Reproduce all of the data exactly as written.

(Interface dataset entries)
*****
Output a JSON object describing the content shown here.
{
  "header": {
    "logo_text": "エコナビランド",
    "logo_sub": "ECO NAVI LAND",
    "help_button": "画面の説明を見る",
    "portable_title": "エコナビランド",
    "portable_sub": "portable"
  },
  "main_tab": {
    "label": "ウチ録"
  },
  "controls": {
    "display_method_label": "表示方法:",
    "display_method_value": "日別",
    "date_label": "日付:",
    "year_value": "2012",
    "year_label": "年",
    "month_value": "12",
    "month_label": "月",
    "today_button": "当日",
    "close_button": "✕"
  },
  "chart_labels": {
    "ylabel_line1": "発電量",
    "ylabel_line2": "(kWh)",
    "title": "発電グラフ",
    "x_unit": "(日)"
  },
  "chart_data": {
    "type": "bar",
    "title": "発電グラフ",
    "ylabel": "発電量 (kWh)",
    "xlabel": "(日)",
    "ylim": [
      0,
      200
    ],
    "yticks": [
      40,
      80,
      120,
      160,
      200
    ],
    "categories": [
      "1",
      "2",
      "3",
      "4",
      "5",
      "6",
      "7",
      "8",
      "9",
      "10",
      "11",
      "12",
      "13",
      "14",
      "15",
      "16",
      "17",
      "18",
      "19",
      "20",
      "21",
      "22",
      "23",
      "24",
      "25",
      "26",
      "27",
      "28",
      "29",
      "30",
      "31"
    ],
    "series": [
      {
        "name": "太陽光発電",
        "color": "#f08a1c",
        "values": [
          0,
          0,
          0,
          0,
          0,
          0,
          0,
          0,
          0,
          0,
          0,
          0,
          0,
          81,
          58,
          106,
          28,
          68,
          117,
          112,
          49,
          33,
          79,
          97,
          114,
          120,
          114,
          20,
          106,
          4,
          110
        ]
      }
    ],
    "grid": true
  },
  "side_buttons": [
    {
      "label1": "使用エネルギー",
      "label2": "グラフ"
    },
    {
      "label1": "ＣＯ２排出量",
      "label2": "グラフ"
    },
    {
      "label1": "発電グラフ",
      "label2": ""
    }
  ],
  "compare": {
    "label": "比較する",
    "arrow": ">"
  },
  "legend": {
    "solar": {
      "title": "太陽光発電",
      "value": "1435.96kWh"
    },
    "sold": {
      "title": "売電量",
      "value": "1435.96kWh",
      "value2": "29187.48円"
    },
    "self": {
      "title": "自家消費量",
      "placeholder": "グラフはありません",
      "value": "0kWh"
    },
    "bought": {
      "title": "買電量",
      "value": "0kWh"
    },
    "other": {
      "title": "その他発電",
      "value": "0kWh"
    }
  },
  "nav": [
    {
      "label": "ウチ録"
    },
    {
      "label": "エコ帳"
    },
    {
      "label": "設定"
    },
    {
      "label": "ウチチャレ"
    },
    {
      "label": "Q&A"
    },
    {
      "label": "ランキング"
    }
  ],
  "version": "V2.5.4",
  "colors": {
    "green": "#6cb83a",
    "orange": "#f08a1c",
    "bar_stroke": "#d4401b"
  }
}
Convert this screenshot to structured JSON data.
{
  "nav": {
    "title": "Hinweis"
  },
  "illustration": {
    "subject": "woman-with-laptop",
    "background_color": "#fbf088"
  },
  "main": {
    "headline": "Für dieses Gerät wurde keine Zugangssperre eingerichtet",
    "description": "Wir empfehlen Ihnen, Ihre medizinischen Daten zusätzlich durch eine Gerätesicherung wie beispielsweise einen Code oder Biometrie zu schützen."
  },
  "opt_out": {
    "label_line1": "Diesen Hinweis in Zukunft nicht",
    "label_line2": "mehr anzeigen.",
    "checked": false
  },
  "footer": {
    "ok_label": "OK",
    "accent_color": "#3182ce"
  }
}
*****
# Written answer:
Output a JSON object describing the content shown here.
{
  "header": {
    "logo_text": "エコナビランド",
    "logo_sub": "ECO NAVI LAND",
    "help_button": "画面の説明を見る",
    "portable_title": "エコナビランド",
    "portable_sub": "portable"
  },
  "main_tab": {
    "label": "ウチ録"
  },
  "controls": {
    "display_method_label": "表示方法:",
    "display_method_value": "日別",
    "date_label": "日付:",
    "year_value": "2012",
    "year_label": "年",
    "month_value": "12",
    "month_label": "月",
    "today_button": "当日",
    "close_button": "✕"
  },
  "chart_labels": {
    "ylabel_line1": "発電量",
    "ylabel_line2": "(kWh)",
    "title": "発電グラフ",
    "x_unit": "(日)"
  },
  "chart_data": {
    "type": "bar",
    "title": "発電グラフ",
    "ylabel": "発電量 (kWh)",
    "xlabel": "(日)",
    "ylim": [
      0,
      200
    ],
    "yticks": [
      40,
      80,
      120,
      160,
      200
    ],
    "categories": [
      "1",
      "2",
      "3",
      "4",
      "5",
      "6",
      "7",
      "8",
      "9",
      "10",
      "11",
      "12",
      "13",
      "14",
      "15",
      "16",
      "17",
      "18",
      "19",
      "20",
      "21",
      "22",
      "23",
      "24",
      "25",
      "26",
      "27",
      "28",
      "29",
      "30",
      "31"
    ],
    "series": [
      {
        "name": "太陽光発電",
        "color": "#f08a1c",
        "values": [
          0,
          0,
          0,
          0,
          0,
          0,
          0,
          0,
          0,
          0,
          0,
          0,
          0,
          81,
          58,
          106,
          28,
          68,
          117,
          112,
          49,
          33,
          79,
          97,
          114,
          120,
          114,
          20,
          106,
          4,
          110
        ]
      }
    ],
    "grid": true
  },
  "side_buttons": [
    {
      "label1": "使用エネルギー",
      "label2": "グラフ"
    },
    {
      "label1": "ＣＯ２排出量",
      "label2": "グラフ"
    },
    {
      "label1": "発電グラフ",
      "label2": ""
    }
  ],
  "compare": {
    "label": "比較する",
    "arrow": ">"
  },
  "legend": {
    "solar": {
      "title": "太陽光発電",
      "value": "1435.96kWh"
    },
    "sold": {
      "title": "売電量",
      "value": "1435.96kWh",
      "value2": "29187.48円"
    },
    "self": {
      "title": "自家消費量",
      "placeholder": "グラフはありません",
      "value": "0kWh"
    },
    "bought": {
      "title": "買電量",
      "value": "0kWh"
    },
    "other": {
      "title": "その他発電",
      "value": "0kWh"
    }
  },
  "nav": [
    {
      "label": "ウチ録"
    },
    {
      "label": "エコ帳"
    },
    {
      "label": "設定"
    },
    {
      "label": "ウチチャレ"
    },
    {
      "label": "Q&A"
    },
    {
      "label": "ランキング"
    }
  ],
  "version": "V2.5.4",
  "colors": {
    "green": "#6cb83a",
    "orange": "#f08a1c",
    "bar_stroke": "#d4401b"
  }
}
Convert this screenshot to structured JSON data.
{
  "nav": {
    "title": "Hinweis"
  },
  "illustration": {
    "subject": "woman-with-laptop",
    "background_color": "#fbf088"
  },
  "main": {
    "headline": "Für dieses Gerät wurde keine Zugangssperre eingerichtet",
    "description": "Wir empfehlen Ihnen, Ihre medizinischen Daten zusätzlich durch eine Gerätesicherung wie beispielsweise einen Code oder Biometrie zu schützen."
  },
  "opt_out": {
    "label_line1": "Diesen Hinweis in Zukunft nicht",
    "label_line2": "mehr anzeigen.",
    "checked": false
  },
  "footer": {
    "ok_label": "OK",
    "accent_color": "#3182ce"
  }
}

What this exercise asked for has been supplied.